In short, serious discussion of alterations in the gold content of the dollar almost certainly will induce a speculative demand for gold. (This is precisely what occurred in January and February 1933, when rumors of Mr. Roosevelt's intentions began to come from credible sources.) Under such circumstances, if a specific unit of value is abandoned and the monetary unit is left to find its level in free markets, the exchange ratios between gold and the monetary unit will reflect primarily the optimism and greed of those who hope to gain and the fears of those who expect to lose by the prospective establishment of a new statutory dollar.

Turning now to consideration of developments after an alteration in a statutory standard of measure has been effected, we also find e difference between the measure of value and the measures of distance, space, weight, etc. After a change in the yardstick, for example, to half its former length, the principal effect would be that all distances, immediately after the adoption of the revised standard, would be twice as many yards as they formerly were.

The situation with reference to the measure of value would be decidedly different, however, as we learned in 1934. Some of the more naive of those who advocated devaluation in 1933 expected prices generally to reflect automatically and immediately, or almost immediately, the change in the unit of value measurements. However, their expectations were not realized. Several years elapsed before commodity prices generally reflected the full extent of the 1933-34 devaluation.

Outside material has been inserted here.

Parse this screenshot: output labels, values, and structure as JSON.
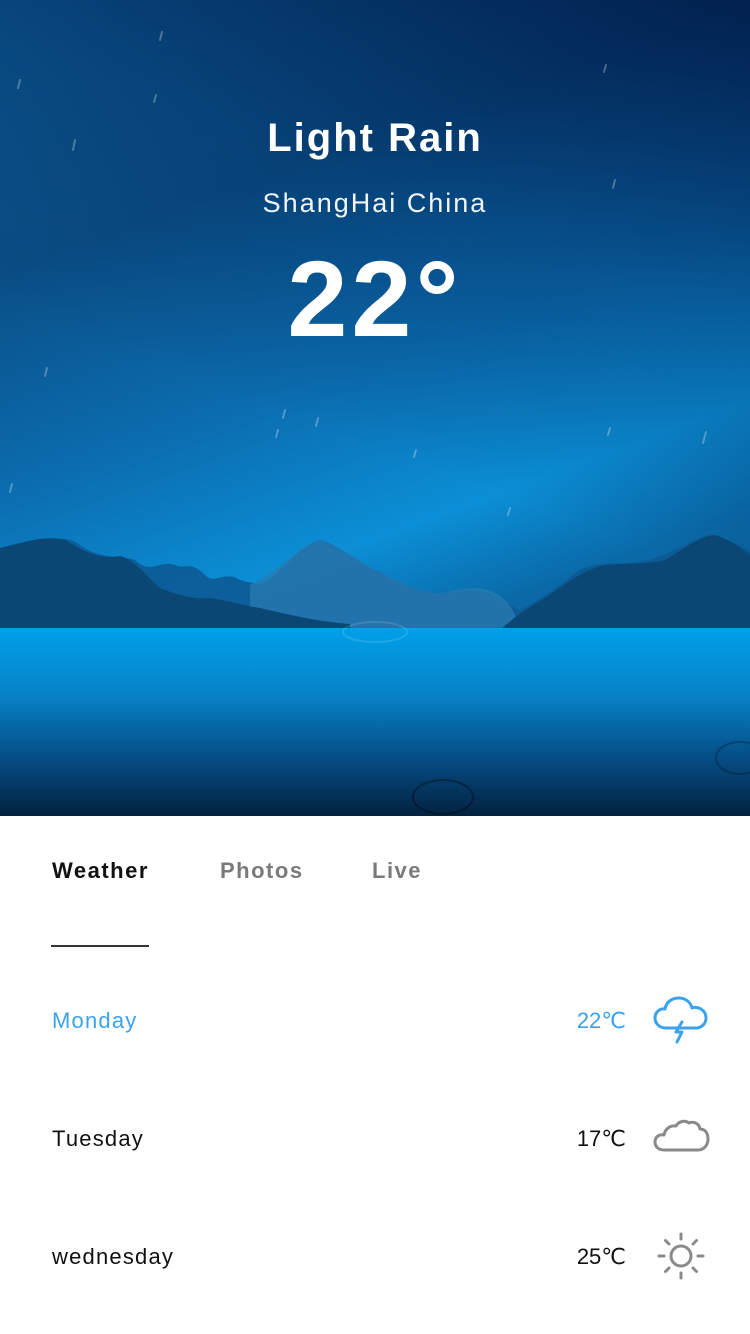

Therefore, those who expect that a second devaluation of the statutory dollar, say from 1/35 to 1/50 of an ounce of gold, would immediately or in a short period compensate for the existing inflation and resulting high prices are as apt to be disappointed as were the proponents of devaluation in 1933-34. Several years will elapse before all the adjustments to the new unit will he made, and in the meantime there is no assurance that a serious deflation will be avoided. In fact, if the first reaction to another devaluation is a flight from the dollar such as the scare buying of July 1950 and January 1951 or worse, we may experience even more inflation that in a few months will result in an even higher level of prices from which there may be a disastrous nosedive into substantial deflation.


Elements of An Ideal Gold Standard

  1. A statutory unit of purchasing or exchange media constituting a standard of value and capable of serving as a store of value that consists of a specified weight and fineness of gold.
  2. A commercial banking system

    a. All demand liabilities (checking accounts) of the commercial banks to represent either gold or goods in or en route to markets and all such demand liabilities to be payable in the statutory gold units on demand.

    b. No demand liabilities (purchasing media) to be created on the basis of in vestment-type assets such as mortgages, Government bonds, installment loans, term loans, or loans to finance accumulations of excessive or speculative inventories by business. (Note: Once the principles of commercial banking are understood, legislation to exclude such loans probably would not be necessary. Of course such loans would continue to be proper investments for savings.)
  3. Both the Government and the commercial banks would be authorized to issue gold certificates (warehouse receipts for gold).
  4. Only the commercial banking system would be authorized to issue currency in the form of bank notes, and such currency would be redeemable on demand.
  5. Only the Government would be authorized to issue small denomination coins and to coin gold.
  6. Interest rates to be determined at all times by free markets.
  7. Government deficits, if any (in war and in peace), to be financed by bona fide savings from current incomes.